Wednesday, July 21, 2010

Ancestral Homelands, Revisited

Over the last two days we traveled from Rogers, AR to Milwaukee, WI. It's hard to believe that we were in Texas a week ago. When we were in Texas, we wondered when it would start to cool off--or if it would cool off--on our northward march. Not sure where the demarcation line is, but it's much cooler here in Milwaukee. It was still hot in St. Louis, where we snapped a shot of the arches before we crossed the Mississippi river (for the second time). We'll cross it again when we head for the Dakotas next week.

A few things of note about our last two days on the road. We stopped to get root beers at the site of the World's Largest Rocker on historic route 66. Historic route 66, for those of you who don't know, runs in a much straighter line than either of us can draw from Chicago to Santa Monica. At various points on our journey we have followed it's route, several times in the wrong direction for a westward migration.

We then stop at the Cahokia mounds historic site, just outside of St. Louis, MO. The mounds are the largest archeological site in the Americas north of Mexico. There are mounds like this scattered all over the American Bottom, but the mounds at Cahokia are the remains of a great Mississipian culture, a sprawling city on the flood plains of the Mississippi river. The tallest mound (otherwise known as Monk's mound, because a bunch of Trappist monks took up residence there) has three terraced levels, and from the top you can see St. Louis and a wide swath of the Mississippi valley. You can also see quite a few locals running up the steps for a good cardio workout. It's the perfect place for a self-timer photograph.

We stayed in the glorious little town of Litchfield, IL, where we wanted to eat dinner at Ariston's, a legendary Greek cafe on Route 66, but it was closed on Mondays, so we tucked our tails between our legs, choked back our disappointment, and ate at Pizza Hut, which began our extended meditation on the question: "If you grew up in Litchfield, IL, what do you think you would do?" That question stayed with us through our surprisingly decent breakfast at Denny's the next morning. One of us said they would have done 4-H. One of us said they would have driven a low-slung muscle car.

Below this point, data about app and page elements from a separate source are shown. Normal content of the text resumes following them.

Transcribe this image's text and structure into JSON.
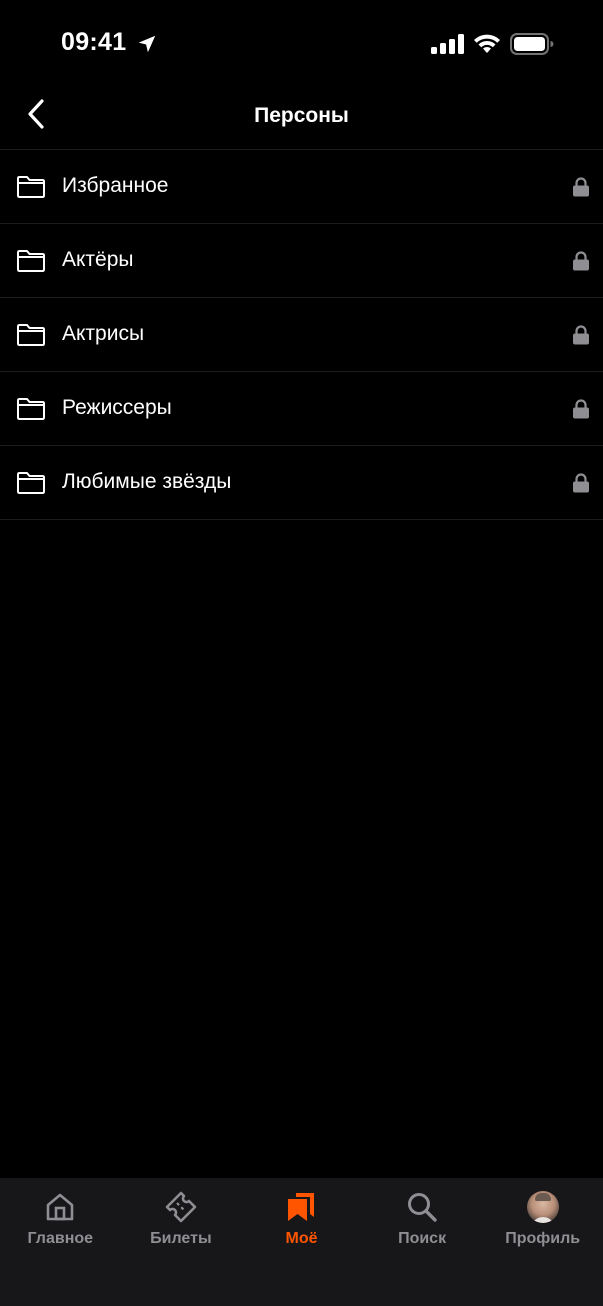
{
  "status_bar": {
    "time": "09:41",
    "icons": [
      "location-arrow-icon",
      "cellular-signal-icon",
      "wifi-icon",
      "battery-icon"
    ]
  },
  "nav": {
    "title": "Персоны",
    "back_icon": "chevron-left-icon"
  },
  "folders": [
    {
      "label": "Избранное",
      "icon": "folder-icon",
      "locked": true
    },
    {
      "label": "Актёры",
      "icon": "folder-icon",
      "locked": true
    },
    {
      "label": "Актрисы",
      "icon": "folder-icon",
      "locked": true
    },
    {
      "label": "Режиссеры",
      "icon": "folder-icon",
      "locked": true
    },
    {
      "label": "Любимые звёзды",
      "icon": "folder-icon",
      "locked": true
    }
  ],
  "tab_bar": {
    "active": "Моё",
    "tabs": [
      {
        "label": "Главное",
        "icon": "home-icon"
      },
      {
        "label": "Билеты",
        "icon": "ticket-icon"
      },
      {
        "label": "Моё",
        "icon": "bookmarks-icon"
      },
      {
        "label": "Поиск",
        "icon": "search-icon"
      },
      {
        "label": "Профиль",
        "icon": "avatar"
      }
    ]
  },
  "colors": {
    "background": "#000000",
    "tab_bar_background": "#171719",
    "accent": "#ff5500",
    "inactive": "#8e8e93",
    "lock": "#8e8e93",
    "separator": "#1c1c1e"
  }
}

On our way from Litchfield to Milwaukee, we drove through or by both of our Ancestral homelands (my paternal homeland of Springfield, IL, her maternal homeland of Winetka, IL). We stopped in Springfield, IL to get a coffee at Starbucks and to fill up our gas tank. We noticed a giant smoke stack (a kind of theme out here in the Heart of the Heart of the Country) looming over the town as we got back on the highway. We didn't actually see Winetka, IL, but we waved to it out the window from the I-294 toll road as we zipped by.

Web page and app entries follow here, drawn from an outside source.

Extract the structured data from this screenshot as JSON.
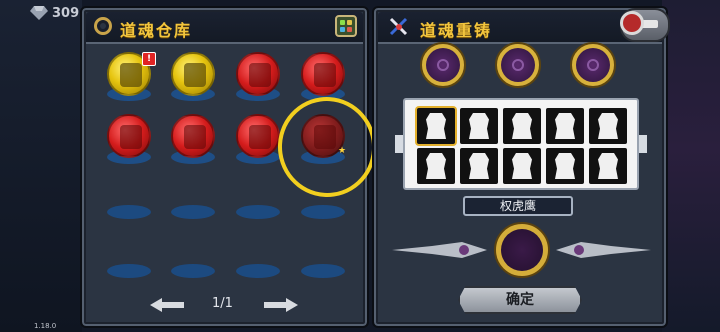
{
  "hud": {
    "currency_value": "309",
    "version": "1.18.0"
  },
  "storage_panel": {
    "title": "道魂仓库",
    "orbs": [
      {
        "type": "gold",
        "badge": "!"
      },
      {
        "type": "gold",
        "badge": ""
      },
      {
        "type": "red",
        "badge": ""
      },
      {
        "type": "red",
        "badge": ""
      },
      {
        "type": "red",
        "badge": ""
      },
      {
        "type": "red",
        "badge": ""
      },
      {
        "type": "red",
        "badge": ""
      },
      {
        "type": "dim",
        "badge": ""
      }
    ],
    "star_glyph": "★",
    "pager": {
      "label": "1/1"
    }
  },
  "recast_panel": {
    "title": "道魂重铸",
    "selected_hero_name": "权虎鹰",
    "confirm_label": "确定"
  },
  "colors": {
    "title_gold": "#f2c53d",
    "highlight_yellow": "#f2cf1f"
  }
}
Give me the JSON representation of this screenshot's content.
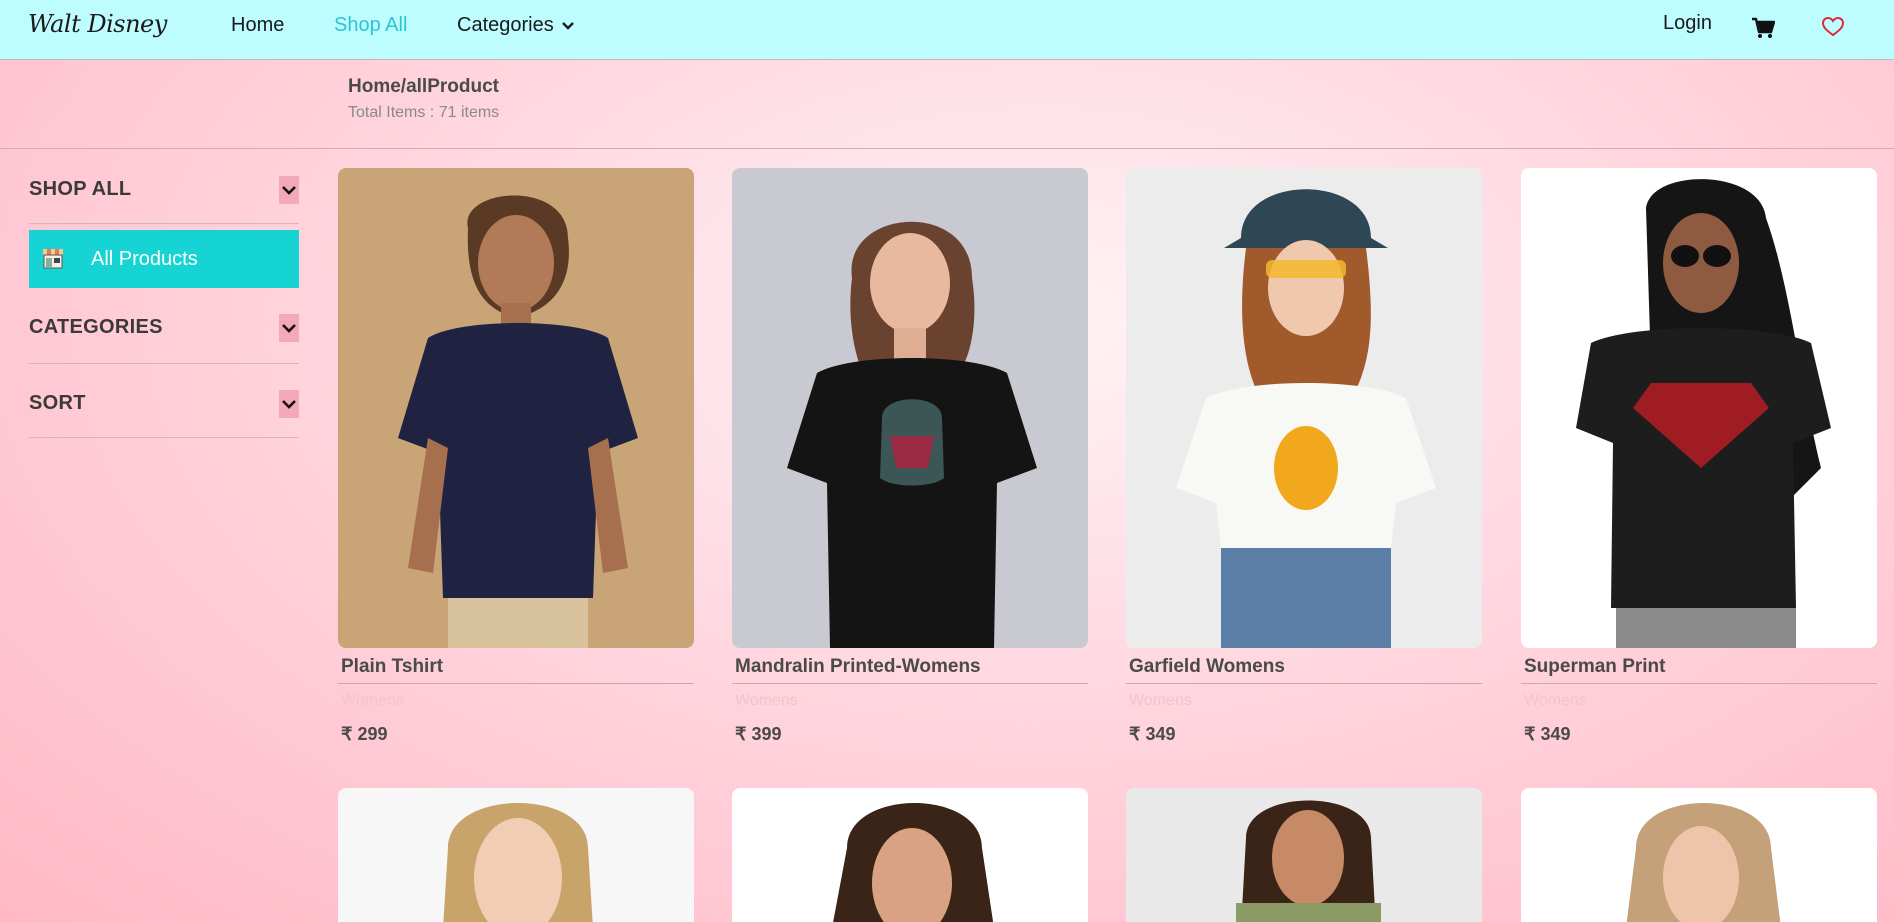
{
  "nav": {
    "logo": "Walt Disney",
    "home": "Home",
    "shop_all": "Shop All",
    "categories": "Categories",
    "login": "Login"
  },
  "breadcrumb": {
    "path": "Home/allProduct",
    "total": "Total Items : 71 items"
  },
  "sidebar": {
    "shop_all": "SHOP ALL",
    "all_products": "All Products",
    "categories": "CATEGORIES",
    "sort": "SORT"
  },
  "products": [
    {
      "name": "Plain Tshirt",
      "category": "Womens",
      "price": "₹ 299"
    },
    {
      "name": "Mandralin Printed-Womens",
      "category": "Womens",
      "price": "₹ 399"
    },
    {
      "name": "Garfield Womens",
      "category": "Womens",
      "price": "₹ 349"
    },
    {
      "name": "Superman Print",
      "category": "Womens",
      "price": "₹ 349"
    }
  ],
  "colors": {
    "navbar": "#bdfcff",
    "accent": "#2ec4cf",
    "all_products_bg": "#17d4d4",
    "toggle_bg": "#f4a9b7",
    "heart": "#e0293b"
  }
}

We will have more to report about Milwaukee tomorrow. So far it has been a very exciting (and musical) city.


  1. Those smokestacks always told me I had arrived in Springfield. And I used to drive Route 66. Does tht make me historic?

  2. You are extremely historic. Nice to be greeted by smokestacks, eh?